The cisterna chyli is a dilated lymphatic sac in the retrocrural space usually to the immediate right of the abdominal aorta. It is located at the origin of the thoracic duct, usually described in anatomic studies as a saccular area of dilatation in the lymphatic channels that originates at the level of the L1â€“2 vertebral body and extends 5â€“7 cm in the caudocephalic direction. This region is also the location of the azygos and hemiazygos veins and the retrocrural lymph nodes. The cisterna chyli is joined by two lumbar and intestinal lymphatic trunks, after which it continues in the cephalic direction as the thoracic duct.
Despite this classic description, the cisterna chyli has a highly variable appearance. Complex anastomoses of lumbar lymphatics, which occur frequently, may result in a plexus rather than a single duct. Furthermore, multiple sacculations may be present in some of the convergent lymphatic channels. This wide variation in the origin of the thoracic duct has led some authors to prefer the descriptive phrase "abdominal confluence of the lymphatic trunks" to the term "cisterna chyli." The latter typically is reserved for cases in which a distinctly fusiform or saccular dilatation is present.

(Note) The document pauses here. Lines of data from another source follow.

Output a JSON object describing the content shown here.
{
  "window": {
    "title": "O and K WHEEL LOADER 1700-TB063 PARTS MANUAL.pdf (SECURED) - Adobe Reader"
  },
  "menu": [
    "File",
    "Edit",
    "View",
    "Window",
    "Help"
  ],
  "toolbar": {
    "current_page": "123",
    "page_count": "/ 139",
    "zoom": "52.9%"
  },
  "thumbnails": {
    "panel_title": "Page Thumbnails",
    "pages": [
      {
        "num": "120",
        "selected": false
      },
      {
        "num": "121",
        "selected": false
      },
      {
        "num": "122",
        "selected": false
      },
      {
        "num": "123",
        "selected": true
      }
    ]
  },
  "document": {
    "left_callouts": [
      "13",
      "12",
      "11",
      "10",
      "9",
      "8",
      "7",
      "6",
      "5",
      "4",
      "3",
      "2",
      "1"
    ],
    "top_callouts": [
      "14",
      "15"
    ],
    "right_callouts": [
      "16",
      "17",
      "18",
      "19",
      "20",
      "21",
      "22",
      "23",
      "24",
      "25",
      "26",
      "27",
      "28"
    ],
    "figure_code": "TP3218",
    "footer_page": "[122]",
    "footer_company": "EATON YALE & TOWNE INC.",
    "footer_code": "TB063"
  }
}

The main function of this ductal structure is the transport of ingested fat; approximately 100 mL of lymph per hour is transported through the channel. The caliber of the cisterna chyli may be altered by contraction waves, as has been demonstrated at fluoroscopy.
On MR Imaging, the cisterna chyli is considered present if a fluid collection with a diameter of 5 mm or more and signal intensity similar to that of bile or cerebrospinal fluid is visualized in the retrocrural space.

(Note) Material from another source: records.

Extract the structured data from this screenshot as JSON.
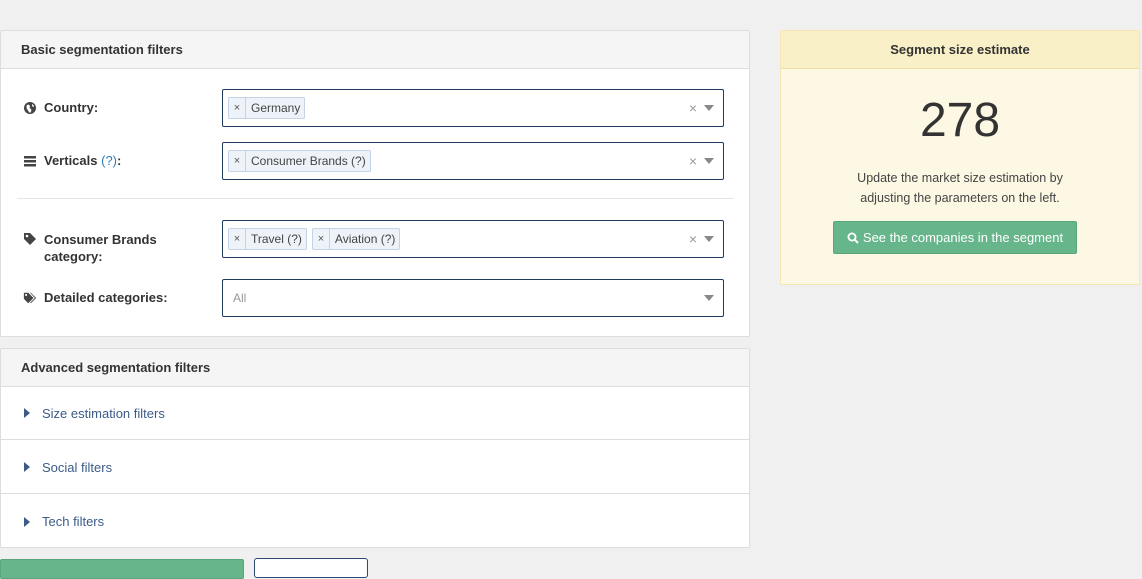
{
  "basic": {
    "title": "Basic segmentation filters",
    "country": {
      "label": "Country:",
      "tags": [
        "Germany"
      ]
    },
    "verticals": {
      "label": "Verticals",
      "help": "(?)",
      "colon": ":",
      "tags": [
        "Consumer Brands (?)"
      ]
    },
    "consumer_category": {
      "label_line1": "Consumer Brands",
      "label_line2": "category:",
      "tags": [
        "Travel (?)",
        "Aviation (?)"
      ]
    },
    "detailed": {
      "label": "Detailed categories:",
      "placeholder": "All"
    },
    "remove_glyph": "×",
    "clear_glyph": "×"
  },
  "advanced": {
    "title": "Advanced segmentation filters",
    "sections": [
      "Size estimation filters",
      "Social filters",
      "Tech filters"
    ]
  },
  "estimate": {
    "title": "Segment size estimate",
    "value": "278",
    "description_line1": "Update the market size estimation by",
    "description_line2": "adjusting the parameters on the left.",
    "button_label": "See the companies in the segment"
  },
  "colors": {
    "accent": "#3b5b88",
    "green": "#67b58a",
    "estimate_bg": "#fcf8e3"
  }
}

Shape is highly variable and includes the following morphologic patterns: a single straight thin tube, single straight thick tube, and single sausage-shaped tube; multiple parallel or converging tubes and tortuous tubes; a focal round or oval fluid collection; and a focal plexus.